Construction document management allows for communication between existing software, thus making smooth integrations and centralizing your project data.

7. Establish workflows

The person in charge of document management should establish standardized workflows that outline the company’s best practices. There should be proper outlines on how systems should be updated, when reviews are needed, who addresses notifications, and the different system permissions.

There is no pre-modeled workflow for any company, but a company can assess its structure and see things it can improve. As much as there should be established workflows, there should be some element of flexibility that allows one to address issues effectively as they occur. When you come up with a sound system, stick to it and train people to use it.

8. Assess your company’s work culture

You can have the best systems for work, but if your company has a poor work culture, your document control systems will be in vain. You, therefore, need to get your staff to know the importance of document control and reevaluate work practices that go against the set standards. This will create the difference between completing projects within time and budget and costly delays and project overruns.

Changing the work culture will likely face a lot of resistance, especially from the older staff who have been working there and doing the same things for years; when you encounter such opposition, guide and share with them the benefits of this new system. You should also take their feedback and assess issues that you can modify to accommodate them. This might also need a bit of custom training, but it will undoubtedly be worth it for the users.

9. Continual Improvements

Setting a construction documentation system is not something you do once and forget about. The documentation system needs to be nurtured as it evolves with time based on its needs and employees. Therefore, it would help if you aimed towards constant improvement rather than an immediate upfront solution. You need to perform a continuous assessment of your document control systems. Involve the entire staff on issues they suggest for improvement and incorporate them into your system.
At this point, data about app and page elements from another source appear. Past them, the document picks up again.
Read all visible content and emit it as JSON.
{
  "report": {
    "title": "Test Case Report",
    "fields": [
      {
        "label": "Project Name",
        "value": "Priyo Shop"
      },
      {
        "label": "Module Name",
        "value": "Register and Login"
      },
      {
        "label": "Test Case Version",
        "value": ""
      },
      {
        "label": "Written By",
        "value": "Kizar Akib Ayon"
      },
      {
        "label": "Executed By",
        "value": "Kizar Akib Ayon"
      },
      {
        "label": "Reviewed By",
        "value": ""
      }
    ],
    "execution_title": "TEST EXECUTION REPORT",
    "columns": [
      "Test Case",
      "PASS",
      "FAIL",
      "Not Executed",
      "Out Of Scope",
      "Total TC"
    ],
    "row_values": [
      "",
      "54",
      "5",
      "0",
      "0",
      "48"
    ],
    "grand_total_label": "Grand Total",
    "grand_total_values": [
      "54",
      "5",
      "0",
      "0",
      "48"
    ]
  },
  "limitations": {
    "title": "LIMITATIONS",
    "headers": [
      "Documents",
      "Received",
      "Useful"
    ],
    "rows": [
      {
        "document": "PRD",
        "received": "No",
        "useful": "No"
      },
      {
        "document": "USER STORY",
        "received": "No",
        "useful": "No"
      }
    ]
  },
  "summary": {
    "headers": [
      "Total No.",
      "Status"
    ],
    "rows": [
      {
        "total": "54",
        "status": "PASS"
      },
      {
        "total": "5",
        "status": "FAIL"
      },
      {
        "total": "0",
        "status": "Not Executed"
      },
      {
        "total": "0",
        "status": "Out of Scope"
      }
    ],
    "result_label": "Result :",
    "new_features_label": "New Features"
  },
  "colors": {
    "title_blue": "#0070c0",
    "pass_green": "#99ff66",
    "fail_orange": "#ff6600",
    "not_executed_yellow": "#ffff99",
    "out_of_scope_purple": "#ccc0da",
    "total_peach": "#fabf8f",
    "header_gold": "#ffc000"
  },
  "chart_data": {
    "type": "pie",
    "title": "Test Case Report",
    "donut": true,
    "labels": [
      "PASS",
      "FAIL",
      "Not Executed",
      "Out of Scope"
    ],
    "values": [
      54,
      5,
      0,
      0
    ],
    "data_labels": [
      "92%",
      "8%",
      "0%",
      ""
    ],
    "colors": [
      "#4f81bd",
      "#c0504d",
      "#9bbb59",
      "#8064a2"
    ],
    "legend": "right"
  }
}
You can also experiment and make adjustments on systems that do not work. For instance, if you notice that grouping all blueprints to one folder does not work for you, you can do away with this by creating a new system. Most companies perform reviews every quarter, and this way, you will never stop growing.


You now know the basics of construction document management and the strategies you can implement to make it a success. Choose the right solution that best works for your organization. It is easy to maintain strategies once you have instituted them. However, it would help if you rolled out your document management strategies slowly to allow for adoption. Otherwise, you risk confusing workers and stakeholders and overwhelming them with all the new changes. You need to frequently meet with stakeholders and inform them of your implementation strategies and plans. When people know what to expect, it will ease the transition, and you will have an excellent system to serve you during the company’s life.